(function() { (function(){function c(a){this.t={};this.tick=function(a,c,b){var d=void 0!=b?b:(new Date).getTime();this.t[a]=[d,c];if(void 0==b)try{window.console.timeStamp("CSI/"+a)}catch(l){}};this.tick("start",null,a)}var a;if(window.performance)var e=(a=window.performance.timing)&&a.responseStart;var h=0=b&&(window.jstiming.srt=e-b)}if(a){var d=window.jstiming.load;0=b&&(d.tick("_wtsrt",void 0,b),d.tick("wtsrt_","_wtsrt", e),d.tick("tbsd_","wtsrt_"))}try{a=null,window.chrome&&window.chrome.csi&&(a=Math.floor(window.chrome.csi().pageT),d&&0=c&&window.jstiming.load.tick("aft")};var f=!1;function g(){f||(f=!0,window.jstiming.load.tick("firstScrollTime"))}window.addEventListener?window.addEventListener("scroll",g,!1):window.attachEvent("onscroll",g); })();

Sunday, September 24, 2006

My Trading Style (Part 1)

Someone once asked me if trading options is easier than trading stocks.
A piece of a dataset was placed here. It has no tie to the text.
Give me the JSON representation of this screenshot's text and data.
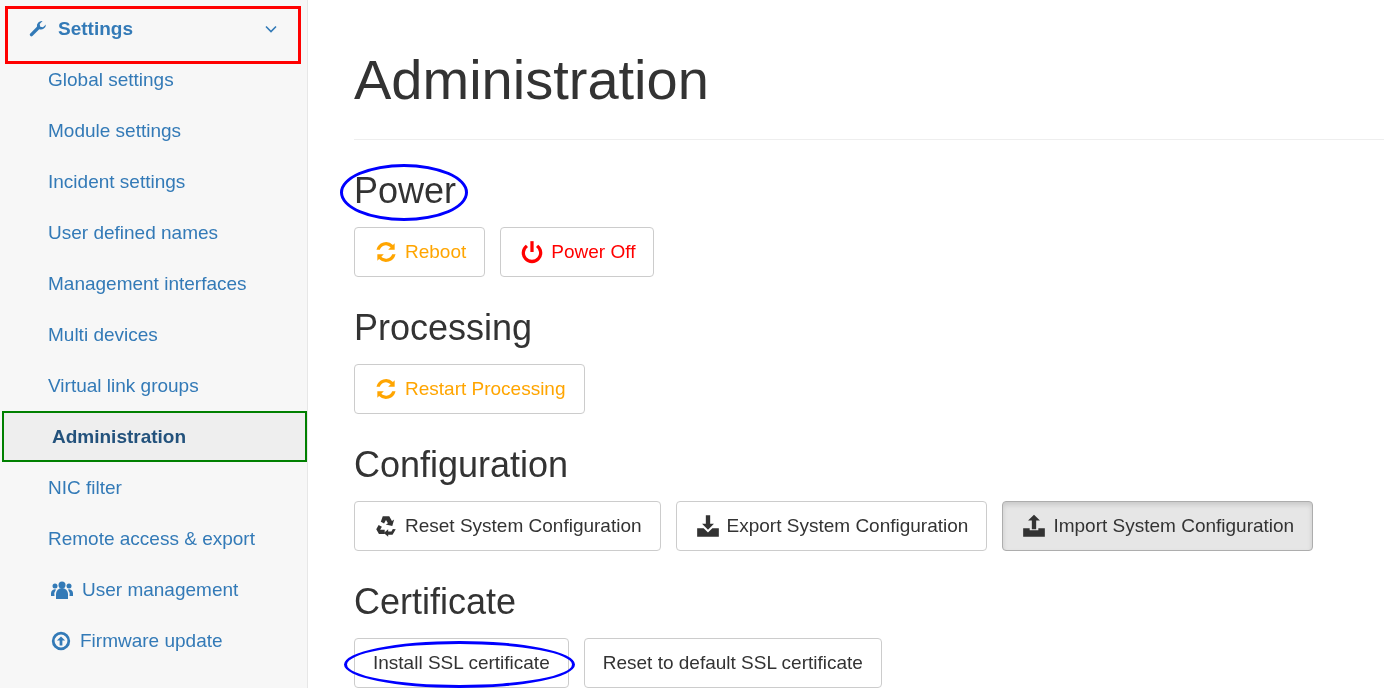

And my answer is a big NO, even though I have not had much experience trading stocks. Therefore, I like to keep my trading style simple or as some say the 'KISS' way (Keep It Simple & Stupid. Options itself is already a complex instrument, so why make it even more complicated?

Before I go on, I'll like to explain why I feel that options trading is tougher than stock trading:

-Direction: Ok, this is the only element which both stock trading & options trading need to get it right to make money. And the similarity ends here.

-Timing: Options have the element of time decay, which means that as time passes, the value of options will fall assuming all things constant. Thus its useless if you, as a buyer, gets the direction right but the timing wrong in options trading. Assume the stock price moves in a sideways manner after your purchase and the expected move only occurs 6 months later. Your option which say has a 3 month maturity will expire worthless. But for stocks, you can hold the position for as long as you like for your expected move (though there is opportunity cost involved or interest incurred if purchase was made on borrowed money). In options trading, you are fighting against time.

-Magnitude: In stock trading, as long as the stock price goes in your direction, you'll make money, even if the move is only 10 cents. In options trading, if stock price goes in your direction, but the move is not large enough to cover time decay, you are still on the losing end as a buyer.

You are out of the game if you don't get these 3 elements right. And as a matter of fact, you WILL find yourself out of the game fairly often, which is why money management is extremely important if you are in this for the long run. I'll talk more about this later on.

Well, since options trading is more difficult, why do you choose it you may ask. For the following reasons:

--Limited dollar risk and exposure: As an options buyer, one can control the stock for just a fraction of the cost of buying that stock. Also, one can never lose more than his purchase price of the option. I must say this attracted me to options trading in terms of feasibility, because I don't have a deep pocket to start with.

--Leverage: Options trading can provide larger % gains. A $5 move in a $50 stock represents a 10% profit, but if you have participated in terms of options, the % gain would be phenomenal, much much higher than 10%!

--Versatility: One can profit whether in Bull or Bear markets. You can make money in a bear market by purchasing put options, which increases in value as stock price declines. And in a bull market, call options behaves pretty much like stocks, except with more leverage. This is the beauty of options.

To be continued...


Post a Comment

<< Home